Many consumers are calling for the downfall, removal or just the simple conversion of the RIAA (Recording Industry Association of America) into a non-existent entity, for the time being, we will just have to make do with the “downfall” of the RIAA’s website.
The RIAA has been suing everyone and their grandmother for copyright infringement for one reason or another, even people without computers have been sued. In fact, it’s difficult to think of anyone who actually likes the RIAA these days, even some artists are jumping ship.
It turns out that Reddit users, not surprisingly, disagree with the RIAA so much so that a post claims to perform a slow SQL injection on the RIAA’s server which, in turn, makes the website run very slowly. This type of attack could eventually take down a website.
Let’s assume this happened because it certainly appears that it did. At some point, someone took it upon themselves to find a way in to the RIAA database and delete a good deal of it.
TorrentFreak is speculating as to what actually happened but it looks like the RIAA doesn’t have enough (or any?) programmers to deal with the situation as many of the pages are still missing content as of this post.
If the RIAA wants to continue spreading its “message” it had better restore whatever backups it has, sooner rather than later. That is, if backups were in its budget seeing as how 99% of its staff seem to be lawyer types.
Below, we have a few images of what the website looked like without its content.
In fact, the only sidebar link that works is the News Room but even then, the links that appear in that section are dead or go to missing pages.
There are even reports that a link to ThePirateBay was present in one of the pages but I have yet to see or replicate that particular issue.
If the RIAA finds their way to fixing its website, it had better plug the vulnerability that allowed this to happen in the first place because if it doesn’t, this will probably happen more often and frequently because it is now one of the most detested organizations in recent history.

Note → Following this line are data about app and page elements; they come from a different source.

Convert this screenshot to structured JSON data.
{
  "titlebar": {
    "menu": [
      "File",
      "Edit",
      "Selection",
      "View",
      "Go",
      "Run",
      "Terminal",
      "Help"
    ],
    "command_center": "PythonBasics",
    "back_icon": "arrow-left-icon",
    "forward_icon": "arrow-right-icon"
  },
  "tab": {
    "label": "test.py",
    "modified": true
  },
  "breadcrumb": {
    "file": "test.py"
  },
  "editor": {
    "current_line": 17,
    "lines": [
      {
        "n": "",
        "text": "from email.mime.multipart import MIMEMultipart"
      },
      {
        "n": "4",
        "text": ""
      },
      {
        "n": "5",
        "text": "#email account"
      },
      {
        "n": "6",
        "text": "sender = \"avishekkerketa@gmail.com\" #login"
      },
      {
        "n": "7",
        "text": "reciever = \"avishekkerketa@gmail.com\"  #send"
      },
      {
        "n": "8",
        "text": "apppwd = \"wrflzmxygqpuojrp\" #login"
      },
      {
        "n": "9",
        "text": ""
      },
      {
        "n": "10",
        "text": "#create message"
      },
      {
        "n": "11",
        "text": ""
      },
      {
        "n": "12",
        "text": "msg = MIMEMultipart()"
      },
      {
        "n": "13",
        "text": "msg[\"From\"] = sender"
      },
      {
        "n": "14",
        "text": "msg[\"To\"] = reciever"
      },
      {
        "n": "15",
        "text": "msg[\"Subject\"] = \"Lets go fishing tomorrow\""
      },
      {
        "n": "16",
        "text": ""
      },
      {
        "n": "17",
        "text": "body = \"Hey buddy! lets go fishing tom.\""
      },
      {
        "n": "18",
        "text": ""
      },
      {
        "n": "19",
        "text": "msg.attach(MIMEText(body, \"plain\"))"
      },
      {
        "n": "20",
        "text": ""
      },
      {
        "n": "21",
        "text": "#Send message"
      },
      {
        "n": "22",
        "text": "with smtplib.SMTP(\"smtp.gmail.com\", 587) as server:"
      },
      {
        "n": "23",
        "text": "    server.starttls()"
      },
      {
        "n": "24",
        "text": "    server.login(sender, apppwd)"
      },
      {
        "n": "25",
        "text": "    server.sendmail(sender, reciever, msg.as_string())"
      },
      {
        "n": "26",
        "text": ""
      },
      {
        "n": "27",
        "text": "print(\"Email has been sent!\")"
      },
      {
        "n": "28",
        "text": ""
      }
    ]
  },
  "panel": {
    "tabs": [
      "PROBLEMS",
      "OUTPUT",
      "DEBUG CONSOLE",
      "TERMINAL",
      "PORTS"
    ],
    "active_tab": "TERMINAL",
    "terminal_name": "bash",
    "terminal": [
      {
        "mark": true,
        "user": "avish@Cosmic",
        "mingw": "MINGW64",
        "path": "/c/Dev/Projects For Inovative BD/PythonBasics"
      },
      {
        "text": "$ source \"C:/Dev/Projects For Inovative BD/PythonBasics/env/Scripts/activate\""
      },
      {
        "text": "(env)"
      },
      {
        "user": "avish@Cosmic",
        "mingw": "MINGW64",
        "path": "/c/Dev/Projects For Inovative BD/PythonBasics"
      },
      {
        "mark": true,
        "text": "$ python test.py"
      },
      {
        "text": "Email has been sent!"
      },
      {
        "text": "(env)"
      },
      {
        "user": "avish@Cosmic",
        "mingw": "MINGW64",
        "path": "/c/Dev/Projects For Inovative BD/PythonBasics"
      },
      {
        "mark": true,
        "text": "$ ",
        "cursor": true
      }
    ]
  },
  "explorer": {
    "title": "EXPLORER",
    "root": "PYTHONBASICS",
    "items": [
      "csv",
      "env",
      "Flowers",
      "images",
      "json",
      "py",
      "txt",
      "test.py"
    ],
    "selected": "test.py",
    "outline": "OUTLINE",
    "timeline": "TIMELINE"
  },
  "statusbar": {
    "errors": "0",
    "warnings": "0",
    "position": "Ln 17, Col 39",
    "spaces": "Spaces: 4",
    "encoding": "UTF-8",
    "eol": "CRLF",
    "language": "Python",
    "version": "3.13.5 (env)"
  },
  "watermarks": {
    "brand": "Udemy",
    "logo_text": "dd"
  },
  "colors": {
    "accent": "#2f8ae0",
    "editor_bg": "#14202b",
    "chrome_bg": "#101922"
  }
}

[UPDATE:] Shortly after this post was completed, the RIAA seems to have repaired the website but who knows, it may still be vulnerable to future attacks. It is, however, running somewhat slowly.